Fast Forward's Help File
Q When I tried subscribing to a site's RSS feed, my browser asked me to choose "RSS 1.0," "RSS 2.0" and "Atom" versions. What makes them different?
AThese are all different ways for a Web site to publish updates of its content. Most sites will only use one of them, but some will provide two or three, leaving you to choose among them from a menu that will pop up when you click the RSS icon that pops up in your browser's toolbar.
Internet Explorer 7, Firefox, Safari and Opera all offer this feature. If your browser doesn't, it's past time to upgrade to one that does.
RSS, short for "Really Simple Syndication," is best known as a general term of these Web feeds, but it also refers to a specific feed format used by a Web site. As you might expect, RSS 1.0 is the older version and has been replaced almost entirely by 2.0. So if a site asks you to pick between the two, go with 2.0.
What about Atom? It's newer than both RSS 1.0 or 2.0, with formatting that can help Web authors but may be invisible to readers. It's also further along as an Internet standard, in terms of being approved by a group of developers and engineers called the Internet Engineering Task Force.
So if you must choose, go with the Atom feed.
What kind of antenna do I need for digital TV broadcasts?

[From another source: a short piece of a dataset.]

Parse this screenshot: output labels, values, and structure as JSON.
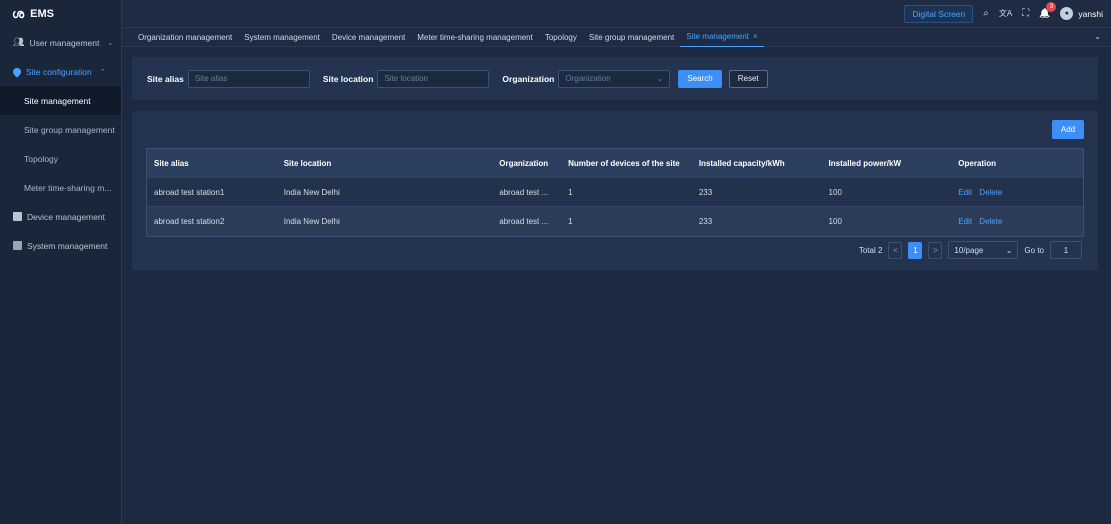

Much of the time, the antenna you once used for analog reception should work. But if it doesn't -- forcing you to shop for a larger model -- or if you don't have one at all, the only feature you need is the ability to pick up signals on both the UHF and VHF bands.

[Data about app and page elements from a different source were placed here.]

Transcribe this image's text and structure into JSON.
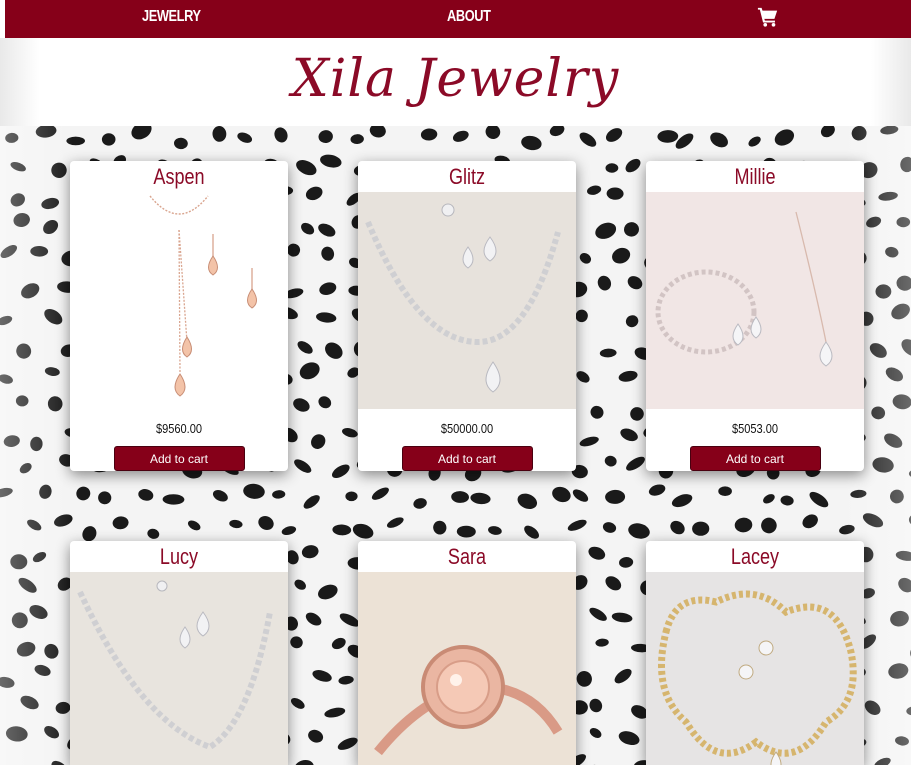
{
  "nav": {
    "jewelry_label": "Jewelry",
    "about_label": "About",
    "cart_icon": "shopping-cart-icon"
  },
  "header": {
    "brand": "Xila Jewelry"
  },
  "colors": {
    "brand": "#860019",
    "title_text": "#8b0a27",
    "background": "#f4f4f4",
    "spot": "#1a1a1a"
  },
  "products": [
    {
      "name": "Aspen",
      "price": "$9560.00",
      "button": "Add to cart"
    },
    {
      "name": "Glitz",
      "price": "$50000.00",
      "button": "Add to cart"
    },
    {
      "name": "Millie",
      "price": "$5053.00",
      "button": "Add to cart"
    },
    {
      "name": "Lucy"
    },
    {
      "name": "Sara"
    },
    {
      "name": "Lacey"
    }
  ]
}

You don't need to stress out over claims that certain antennas are made for digital or high-definition reception, since digital broadcasts use the same chunk of the airwaves as analog.

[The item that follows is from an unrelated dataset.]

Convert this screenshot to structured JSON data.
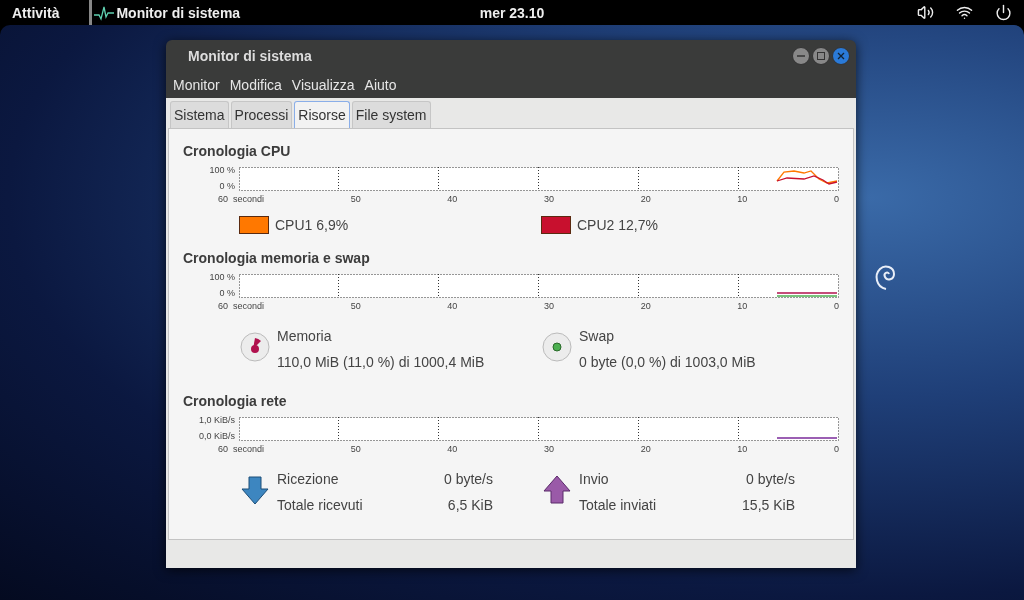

Rob Pegoraro attempts to untangle computing conundrums and errant electronics each week. Send questions to The Washington Post, 1150 15th St. NW, Washington, D.C. 20071 email@example.com. Turn to Thursday's Business section or visit washingtonpost.com anytime for his Fast Forward column.